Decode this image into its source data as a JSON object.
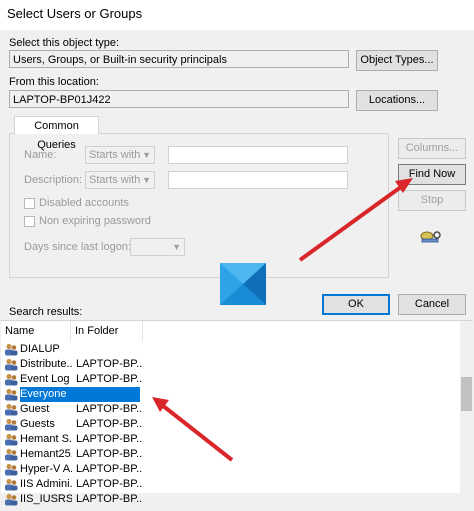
{
  "window": {
    "title": "Select Users or Groups"
  },
  "object_type": {
    "label": "Select this object type:",
    "value": "Users, Groups, or Built-in security principals",
    "button": "Object Types..."
  },
  "location": {
    "label": "From this location:",
    "value": "LAPTOP-BP01J422",
    "button": "Locations..."
  },
  "queries": {
    "tab": "Common Queries",
    "name_label": "Name:",
    "name_mode": "Starts with",
    "description_label": "Description:",
    "description_mode": "Starts with",
    "disabled_accounts": "Disabled accounts",
    "non_expiring": "Non expiring password",
    "days_label": "Days since last logon:"
  },
  "buttons": {
    "columns": "Columns...",
    "find_now": "Find Now",
    "stop": "Stop",
    "ok": "OK",
    "cancel": "Cancel"
  },
  "results": {
    "label": "Search results:",
    "col_name": "Name",
    "col_folder": "In Folder",
    "rows": [
      {
        "name": "DIALUP",
        "folder": ""
      },
      {
        "name": "Distribute...",
        "folder": "LAPTOP-BP..."
      },
      {
        "name": "Event Log ...",
        "folder": "LAPTOP-BP..."
      },
      {
        "name": "Everyone",
        "folder": ""
      },
      {
        "name": "Guest",
        "folder": "LAPTOP-BP..."
      },
      {
        "name": "Guests",
        "folder": "LAPTOP-BP..."
      },
      {
        "name": "Hemant S...",
        "folder": "LAPTOP-BP..."
      },
      {
        "name": "Hemant25...",
        "folder": "LAPTOP-BP..."
      },
      {
        "name": "Hyper-V A...",
        "folder": "LAPTOP-BP..."
      },
      {
        "name": "IIS Admini...",
        "folder": "LAPTOP-BP..."
      },
      {
        "name": "IIS_IUSRS",
        "folder": "LAPTOP-BP..."
      }
    ]
  },
  "colors": {
    "selection": "#0078d7",
    "arrow": "#d9262a"
  }
}
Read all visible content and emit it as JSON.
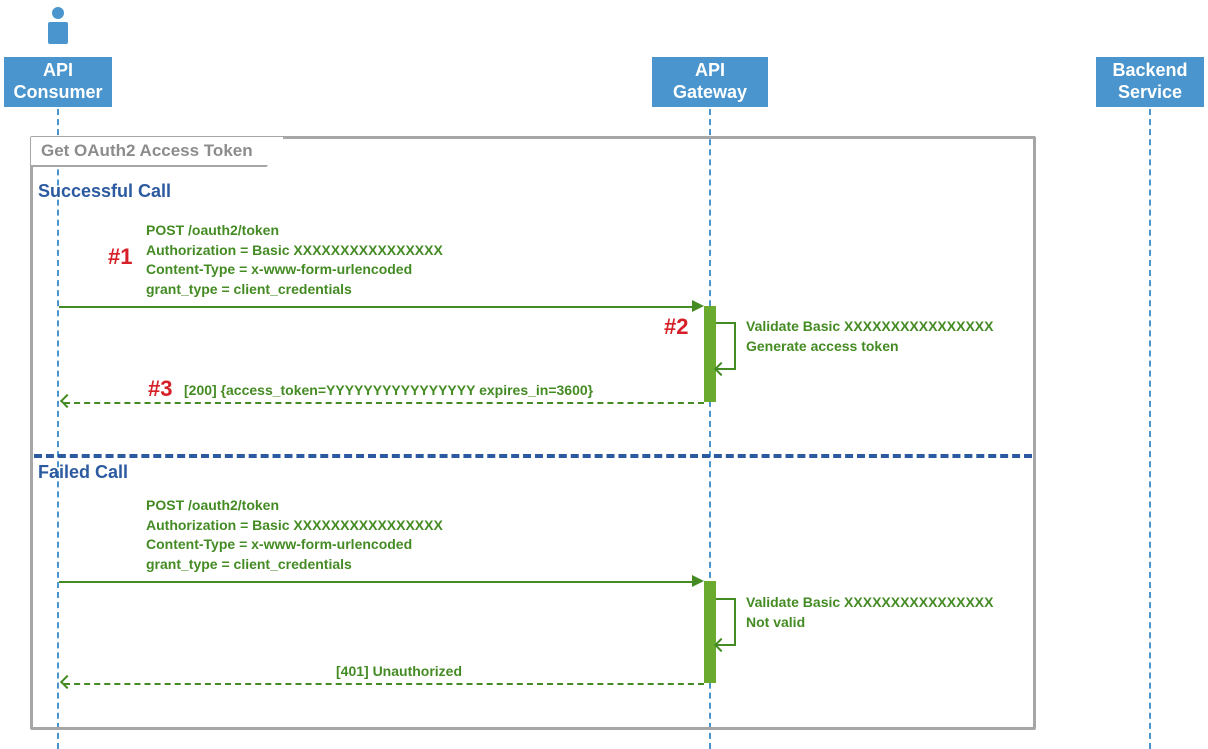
{
  "participants": {
    "consumer": "API Consumer",
    "gateway": "API Gateway",
    "backend": "Backend Service"
  },
  "frame_title": "Get OAuth2 Access Token",
  "sections": {
    "success": "Successful Call",
    "failed": "Failed Call"
  },
  "markers": {
    "m1": "#1",
    "m2": "#2",
    "m3": "#3"
  },
  "success_call": {
    "req_line1": "POST /oauth2/token",
    "req_line2": "Authorization = Basic XXXXXXXXXXXXXXXX",
    "req_line3": "Content-Type = x-www-form-urlencoded",
    "req_line4": "grant_type = client_credentials",
    "proc_line1": "Validate Basic XXXXXXXXXXXXXXXX",
    "proc_line2": "Generate access token",
    "resp": "[200] {access_token=YYYYYYYYYYYYYYYY expires_in=3600}"
  },
  "failed_call": {
    "req_line1": "POST /oauth2/token",
    "req_line2": "Authorization = Basic XXXXXXXXXXXXXXXX",
    "req_line3": "Content-Type = x-www-form-urlencoded",
    "req_line4": "grant_type = client_credentials",
    "proc_line1": "Validate Basic XXXXXXXXXXXXXXXX",
    "proc_line2": "Not valid",
    "resp": "[401] Unauthorized"
  }
}
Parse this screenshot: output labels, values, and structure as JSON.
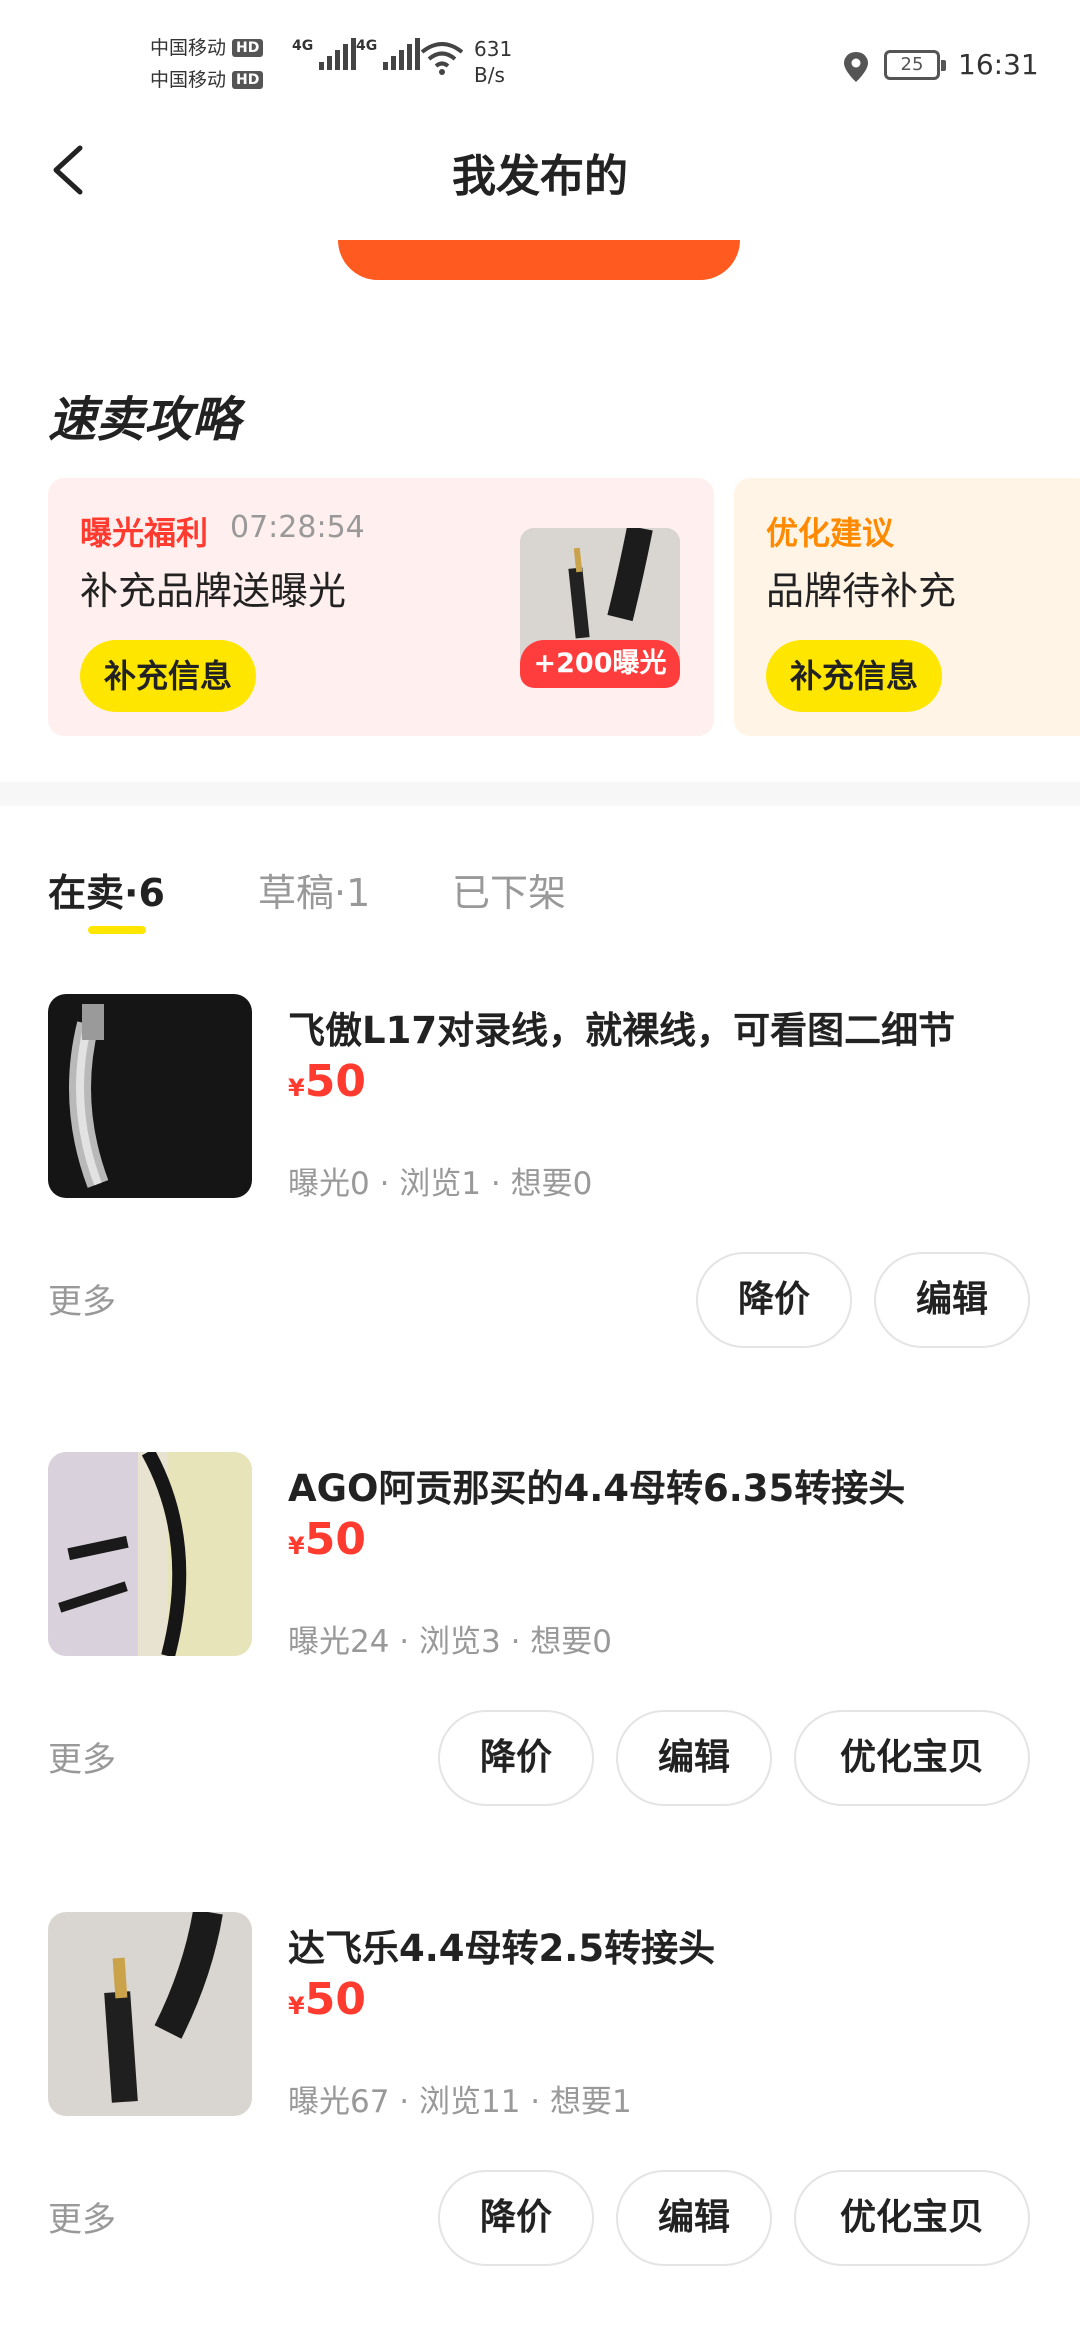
{
  "status_bar": {
    "carrier1": "中国移动",
    "carrier2": "中国移动",
    "hd": "HD",
    "net_label": "4G",
    "net_speed_value": "631",
    "net_speed_unit": "B/s",
    "battery": "25",
    "time": "16:31"
  },
  "nav": {
    "title": "我发布的"
  },
  "guide": {
    "title": "速卖攻略",
    "card1": {
      "tag": "曝光福利",
      "timer": "07:28:54",
      "headline": "补充品牌送曝光",
      "button": "补充信息",
      "badge": "+200曝光"
    },
    "card2": {
      "tag": "优化建议",
      "headline": "品牌待补充",
      "button": "补充信息"
    }
  },
  "tabs": [
    {
      "label": "在卖",
      "sep": "·",
      "count": "6"
    },
    {
      "label": "草稿",
      "sep": "·",
      "count": "1"
    },
    {
      "label": "已下架"
    }
  ],
  "items": [
    {
      "title": "飞傲L17对录线，就裸线，可看图二细节",
      "currency": "¥",
      "price": "50",
      "stats": "曝光0 · 浏览1 · 想要0",
      "more": "更多",
      "buttons": [
        "降价",
        "编辑"
      ]
    },
    {
      "title": "AGO阿贡那买的4.4母转6.35转接头",
      "currency": "¥",
      "price": "50",
      "stats": "曝光24 · 浏览3 · 想要0",
      "more": "更多",
      "buttons": [
        "降价",
        "编辑",
        "优化宝贝"
      ]
    },
    {
      "title": "达飞乐4.4母转2.5转接头",
      "currency": "¥",
      "price": "50",
      "stats": "曝光67 · 浏览11 · 想要1",
      "more": "更多",
      "buttons": [
        "降价",
        "编辑",
        "优化宝贝"
      ]
    }
  ]
}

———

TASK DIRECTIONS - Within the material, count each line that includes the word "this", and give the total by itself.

RESPONSE TO THE EXERCISE - 4